While I have no first-hand knowledge regarding the Yankee executives’ internal discussion regarding the decision to sign Jacoby Ellsbury, I am pretty certain this is how the conversation ended:

Brian Cashman:  The trend in baseball is to build championship clubs by developing prospects from within.  Hal, please, let’s both of us stop trying to justify overpaying for free agents and admit that the Yankee franchise is in danger of falling behind teams like the Red Sox and the Rays.

Hal Steinbrenner:  Who are you talking to right now?  Who is it you think you see?  Do you know how much the Yankees make a year?  I mean, even if I told you, you wouldn’t believe it.  Do you know what would happen if the Yankees just suddenly decided to stop giving out absurd contracts?  Major League Baseball, a business big enough that it could be listed on the NASDAQ, goes belly up.  Disappears!  It ceases to exist without the Yankees overspending on free agents.  No, you clearly don’t know who you’re talking to, so let me clue you in.  The Yankees are not in danger, Cash.  The Yankees are the danger.  An owner gets a knock on the door and is told he has been outbid for a free agent, and you think that of me?  No.  I am the one who knocks!

 “We’re done when I say we’re done.” 

The Yankees have already committed $238 million in guaranteed money to two players this offseason.  In light of this outlay, many have speculated that the Yankees will be pumping the brakes throughout the rest of the winter.  However, the team was quick to quash any such speculation by assuring the public that these deals are more likely the beginning than the end:  “[W]e’ve still got a decent amount of money to spend, quite frankly.

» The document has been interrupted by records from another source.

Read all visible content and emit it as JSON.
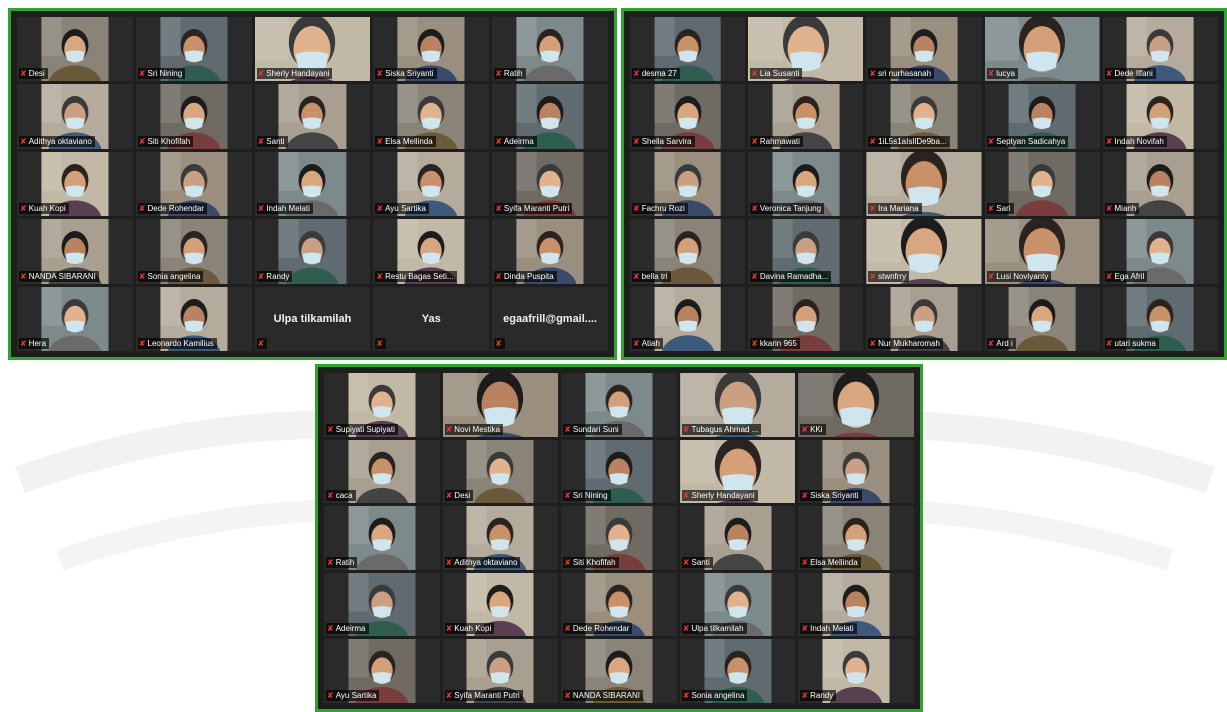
{
  "colors": {
    "panel_border": "#2fa52f",
    "panel_bg": "#1e1e1e",
    "tile_bg": "#2a2a2a",
    "mic_muted": "#e53935",
    "active_speaker": "#e6e64a"
  },
  "icons": {
    "mic": "mic-muted-icon"
  },
  "panels": [
    {
      "tiles": [
        {
          "name": "Desi",
          "video": true
        },
        {
          "name": "Sri Nining",
          "video": true
        },
        {
          "name": "Sherly Handayani",
          "video": true,
          "wide": true
        },
        {
          "name": "Siska Sriyanti",
          "video": true
        },
        {
          "name": "Ratih",
          "video": true
        },
        {
          "name": "Adithya oktaviano",
          "video": true
        },
        {
          "name": "Siti Khofifah",
          "video": true
        },
        {
          "name": "Santi",
          "video": true
        },
        {
          "name": "Elsa Mellinda",
          "video": true
        },
        {
          "name": "Adeirma",
          "video": true
        },
        {
          "name": "Kuah Kopi",
          "video": true
        },
        {
          "name": "Dede Rohendar",
          "video": true
        },
        {
          "name": "Indah Melati",
          "video": true
        },
        {
          "name": "Ayu Sartika",
          "video": true
        },
        {
          "name": "Syifa Maranti Putri",
          "video": true
        },
        {
          "name": "NANDA SIBARANI",
          "video": true
        },
        {
          "name": "Sonia angelina",
          "video": true
        },
        {
          "name": "Randy",
          "video": true
        },
        {
          "name": "Restu Bagas Seti...",
          "video": true
        },
        {
          "name": "Dinda Puspita",
          "video": true
        },
        {
          "name": "Hera",
          "video": true
        },
        {
          "name": "Leonardo Kamilius",
          "video": true
        },
        {
          "name": "Ulpa tilkamilah",
          "video": false
        },
        {
          "name": "Yas",
          "video": false
        },
        {
          "name": "egaafrill@gmail....",
          "video": false
        }
      ]
    },
    {
      "tiles": [
        {
          "name": "desma 27",
          "video": true
        },
        {
          "name": "Lia Susanti",
          "video": true,
          "active": true,
          "wide": true
        },
        {
          "name": "sri nurhasanah",
          "video": true
        },
        {
          "name": "lucya",
          "video": true,
          "wide": true
        },
        {
          "name": "Dede Ilfani",
          "video": true
        },
        {
          "name": "Shella Sarvira",
          "video": true
        },
        {
          "name": "Rahmawati",
          "video": true
        },
        {
          "name": "1iL5s1aIsIlDe9ba...",
          "video": true
        },
        {
          "name": "Septyan Sadicahya",
          "video": true
        },
        {
          "name": "Indah Novifah",
          "video": true
        },
        {
          "name": "Fachru Rozi",
          "video": true
        },
        {
          "name": "Veronica Tanjung",
          "video": true
        },
        {
          "name": "Ira Mariana",
          "video": true,
          "wide": true
        },
        {
          "name": "Sari",
          "video": true
        },
        {
          "name": "Mianh",
          "video": true
        },
        {
          "name": "bella tri",
          "video": true
        },
        {
          "name": "Davina Ramadha...",
          "video": true
        },
        {
          "name": "stwnfrry",
          "video": true,
          "wide": true
        },
        {
          "name": "Lusi Noviyanty",
          "video": true,
          "wide": true
        },
        {
          "name": "Ega Afril",
          "video": true
        },
        {
          "name": "Atiah",
          "video": true
        },
        {
          "name": "kkarin 965",
          "video": true
        },
        {
          "name": "Nur Mukharomah",
          "video": true
        },
        {
          "name": "Ard i",
          "video": true
        },
        {
          "name": "utari sukma",
          "video": true
        }
      ]
    },
    {
      "tiles": [
        {
          "name": "Supiyati Supiyati",
          "video": true
        },
        {
          "name": "Novi Mestika",
          "video": true,
          "wide": true
        },
        {
          "name": "Sundari Suni",
          "video": true
        },
        {
          "name": "Tubagus Ahmad ...",
          "video": true,
          "wide": true
        },
        {
          "name": "KKi",
          "video": true,
          "wide": true
        },
        {
          "name": "caca",
          "video": true
        },
        {
          "name": "Desi",
          "video": true
        },
        {
          "name": "Sri Nining",
          "video": true
        },
        {
          "name": "Sherly Handayani",
          "video": true,
          "wide": true
        },
        {
          "name": "Siska Sriyanti",
          "video": true
        },
        {
          "name": "Ratih",
          "video": true
        },
        {
          "name": "Adithya oktaviano",
          "video": true
        },
        {
          "name": "Siti Khofifah",
          "video": true
        },
        {
          "name": "Santi",
          "video": true
        },
        {
          "name": "Elsa Mellinda",
          "video": true
        },
        {
          "name": "Adeirma",
          "video": true
        },
        {
          "name": "Kuah Kopi",
          "video": true
        },
        {
          "name": "Dede Rohendar",
          "video": true
        },
        {
          "name": "Ulpa tilkamilah",
          "video": true
        },
        {
          "name": "Indah Melati",
          "video": true
        },
        {
          "name": "Ayu Sartika",
          "video": true
        },
        {
          "name": "Syifa Maranti Putri",
          "video": true
        },
        {
          "name": "NANDA SIBARANI",
          "video": true
        },
        {
          "name": "Sonia angelina",
          "video": true
        },
        {
          "name": "Randy",
          "video": true
        }
      ]
    }
  ]
}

And we’re going to. We’re going to put it back into the team the way we always do.”

In other words, Hal is saying, “We’re done when I say we’re done.”

“Say My Name”

With two of the biggest names in free agency signed, one can almost see Hal Steinbrenner walk up to Mark Walter, principal owner of the Dodgers, at the Winter Meetings next week without introducing himself:

Hal Steinbrenner:  You know exactly who I am.  Say my name.

Mark Walter:  Do what?  I don’t….I don’t have a damn clue who you are.

Hal:  Yeah you do.  I’m the owner of the Yankees.  I’m the man who signed Jacoby Ellsbury.

Walter:  Bullsh*t.  Hank or Levine was responsible for getting Ellsbury.

Hal:  You sure?

[pause]

Hal:  That’s right.  Now say my name.

Walter:  You’re Hal Steinbrenner.

Hal:  You’re goddamn right.